    What surprised me is that I was able to easily land at the summit. Using the ship's altimeter, I could see that it was a measly 1.5 km altitude from the base of the slope. It just felt more impressive in the dark. However, since the planet is mildly potato-like, this area is at a high altitude overall, thus the drop in measurable gravity while on or near the mountain.



    It's not at all like this one, on another planet, far far away, that is 3km tall from its base:





    Not that it's particularly special either.

  2. #77
    Originally Posted by Orvidius View Post (Source)
    Knowing that the planet is slowly rotating relative to the sun, I swung back over to see if my "Olympus Mons" mountain was on the daylight side yet (without remembering what the coordinates were until I arrived and needed to actually find it). Nope, totally still dark. In fact, I think it's darker now.

    What amazed me is that I was able to actually land at the summit. Using the ship's altimeter, I could see that it was a measly 1.5 km altitude from the base of the slope. It just felt more impressive in the dark. However, since the planet is mildly potato-like, this area is at a high altitude overall, thus the drop in measurable gravity while on or near the mountain.



    It's not at all like this one, on another planet, far far away, that is 3km tall from its base:

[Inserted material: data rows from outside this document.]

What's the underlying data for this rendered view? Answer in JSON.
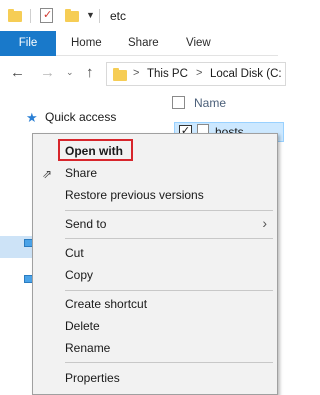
{
  "window": {
    "title": "etc"
  },
  "ribbon": {
    "tabs": [
      "File",
      "Home",
      "Share",
      "View"
    ]
  },
  "address_bar": {
    "crumbs": [
      "This PC",
      "Local Disk (C:"
    ]
  },
  "nav_pane": {
    "quick_access_label": "Quick access"
  },
  "file_list": {
    "column_name": "Name",
    "files": [
      {
        "name": "hosts",
        "checked": true,
        "checkmark": "✓"
      }
    ]
  },
  "context_menu": {
    "open_with": "Open with",
    "share": "Share",
    "restore": "Restore previous versions",
    "send_to": "Send to",
    "cut": "Cut",
    "copy": "Copy",
    "create_shortcut": "Create shortcut",
    "delete": "Delete",
    "rename": "Rename",
    "properties": "Properties"
  },
  "colors": {
    "accent": "#1979ca",
    "highlight_box": "#d7262c",
    "selection": "#cce8ff",
    "folder": "#f6cd55"
  },
  "icons": {
    "quick_access": "star-icon",
    "share": "share-icon",
    "submenu": "chevron-right-icon"
  }
}
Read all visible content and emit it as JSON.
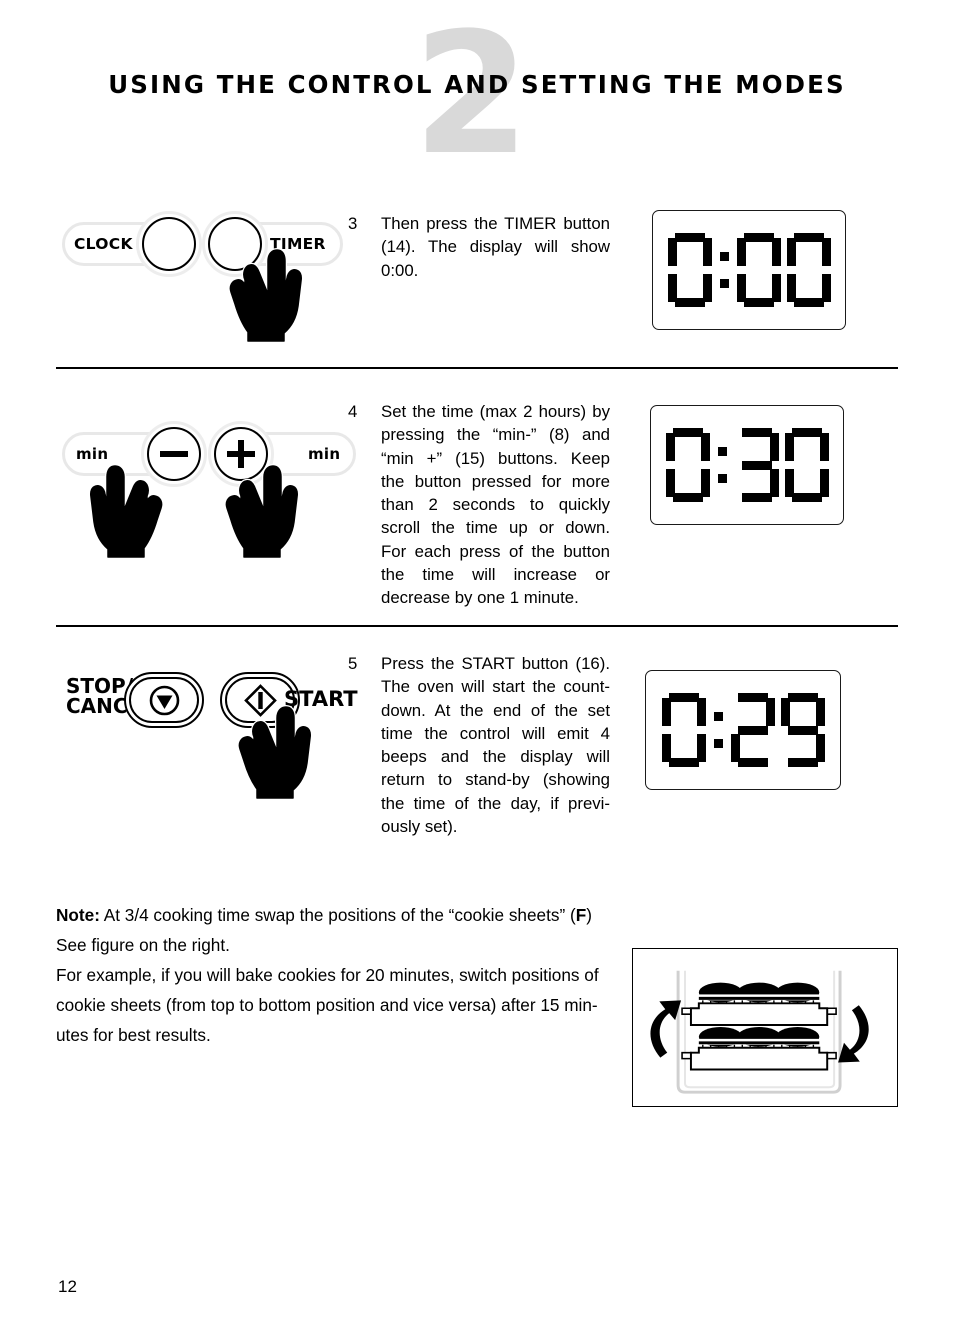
{
  "page": {
    "chapter_number": "2",
    "title": "USING THE CONTROL AND SETTING THE MODES",
    "page_number": "12"
  },
  "steps": [
    {
      "number": "3",
      "lines": [
        "Then press the TIMER button",
        "(14). The display will show",
        "0:00."
      ],
      "display": "0:00",
      "controls": {
        "left_label": "CLOCK",
        "right_label": "TIMER"
      }
    },
    {
      "number": "4",
      "lines": [
        "Set the time (max 2 hours) by",
        "pressing the “min-” (8) and",
        "“min +” (15) buttons. Keep",
        "the button pressed for more",
        "than 2 seconds to quickly",
        "scroll the time up or down.",
        "For each press of the button",
        "the time will increase or",
        "decrease by one 1 minute."
      ],
      "display": "0:30",
      "controls": {
        "left_label": "min",
        "left_glyph": "minus-icon",
        "right_label": "min",
        "right_glyph": "plus-icon"
      }
    },
    {
      "number": "5",
      "lines": [
        "Press the START button (16).",
        "The oven will start the count-",
        "down. At the end of the set",
        "time the control will emit 4",
        "beeps and the display will",
        "return to stand-by (showing",
        "the time of the day, if previ-",
        "ously set)."
      ],
      "display": "0:29",
      "controls": {
        "left_label_line1": "STOP/",
        "left_label_line2": "CANCEL",
        "left_glyph": "stop-triangle-icon",
        "right_label": "START",
        "right_glyph": "start-diamond-icon"
      }
    }
  ],
  "note": {
    "label": "Note:",
    "line1_rest": " At 3/4 cooking time swap the positions of the “cookie sheets” (",
    "bold_ref": "F",
    "line1_close": ")",
    "line2": "See figure on the right.",
    "paragraph": "For example, if you will bake cookies for 20 minutes, switch positions of cookie sheets (from top to bottom position and vice versa) after 15 min-utes for best results.",
    "paragraph_lines": [
      "For example, if you will bake cookies for 20 minutes, switch positions of",
      "cookie sheets (from top to bottom position and vice versa) after 15 min-",
      "utes for best results."
    ]
  },
  "figure": {
    "name": "oven-rack-swap-diagram",
    "cookie_count_per_sheet": 3,
    "sheet_count": 2,
    "arrows": [
      "arrow-up-left",
      "arrow-down-right"
    ]
  },
  "colors": {
    "chapter_number": "#d9d9d9",
    "text": "#000000",
    "pill_outline": "#e8e8e8",
    "background": "#ffffff"
  }
}
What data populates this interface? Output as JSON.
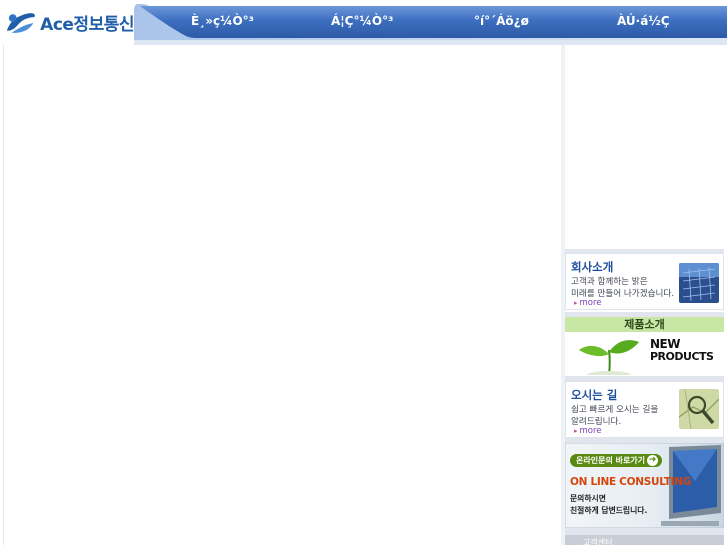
{
  "header": {
    "logo_text": "Ace정보통신",
    "nav": [
      {
        "label": "È¸»ç¼Ò°³"
      },
      {
        "label": "Á¦Ç°¼Ò°³"
      },
      {
        "label": "°í°´Áö¿ø"
      },
      {
        "label": "ÀÚ·á½Ç"
      }
    ]
  },
  "sidebar": {
    "company": {
      "title": "회사소개",
      "line1": "고객과 함께하는 밝은",
      "line2": "미래를 만들어 나가겠습니다.",
      "more": "more"
    },
    "products": {
      "title": "제품소개",
      "line1": "NEW",
      "line2": "PRODUCTS"
    },
    "location": {
      "title": "오시는 길",
      "line1": "쉽고 빠르게 오시는 길을",
      "line2": "알려드립니다.",
      "more": "more"
    },
    "consulting": {
      "pill": "온라인문의 바로가기",
      "title": "ON LINE CONSULTING",
      "line1": "문의하시면",
      "line2": "친절하게 답변드립니다."
    },
    "support": {
      "title": "고객센터"
    }
  },
  "colors": {
    "nav_blue": "#3d6fc0",
    "brand_blue": "#1f5ea8",
    "more_purple": "#7b3fb6",
    "consult_orange": "#d4450b",
    "product_green": "#c8e6a4"
  },
  "icons": {
    "logo_mark": "ace-logo-icon",
    "company_thumb": "solar-panel-icon",
    "location_thumb": "map-magnifier-icon",
    "products_art": "sprout-icon",
    "consulting_art": "computer-monitor-icon"
  }
}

    Not that it's particularly special either.
    I imagine I have flown over this in my search for volcanics. There are quite a few neat, but subtle features on this planet that are off the equator. Unfortunately, I think my search will end this evening with only about 60% of the planet surveyed as I am just about out of fuel in my ship.

  3. #78
    Originally Posted by Straha Yeagar View Post (Source)
    I imagine I have flown over this in my search for volcanics. There are quite a few neat, but subtle features on this planet that are off the equator. Unfortunately, I think my search will end this evening with only about 60% of the planet surveyed as I am just about out of fuel in my ship.
    Yeah, you gave it a good try. I'm not convinced that there's anything to find. I may come back again after the new exploration changes and see if the probe-mapping turns anything up.

    The subtle details on this planet are interesting, I agree. After driving through it, I was surprised how varied the terrain could be for a planet with only a few small mountains, rarely any canyons, and sparsely placed craters. This is making me realize that I probably just don't notice these details on most other planets too. I'll have to spend more time on the ground, or flying low, in the future.

  4. #79
    Hmm, I was just thinking last night (while stuck up a mountain) that it would be nice to have more tools in the SRV - an altimeter, for sure; a trip odometer would be nice, too. I had also decided to overfly my route when I complete the circumnavigation to get an overview of some of the more troublesome features - the mountain range that's giving me a lot of grief at the moment is literally invisible on the System Map image.

  5. #80
    And a SEXTANT dammit!

  6. #81
    Originally Posted by Straha Yeagar View Post (Source)
    And a SEXTANT dammit!
    Yes, indeed.

Page 6 of 6 FirstFirst ... 456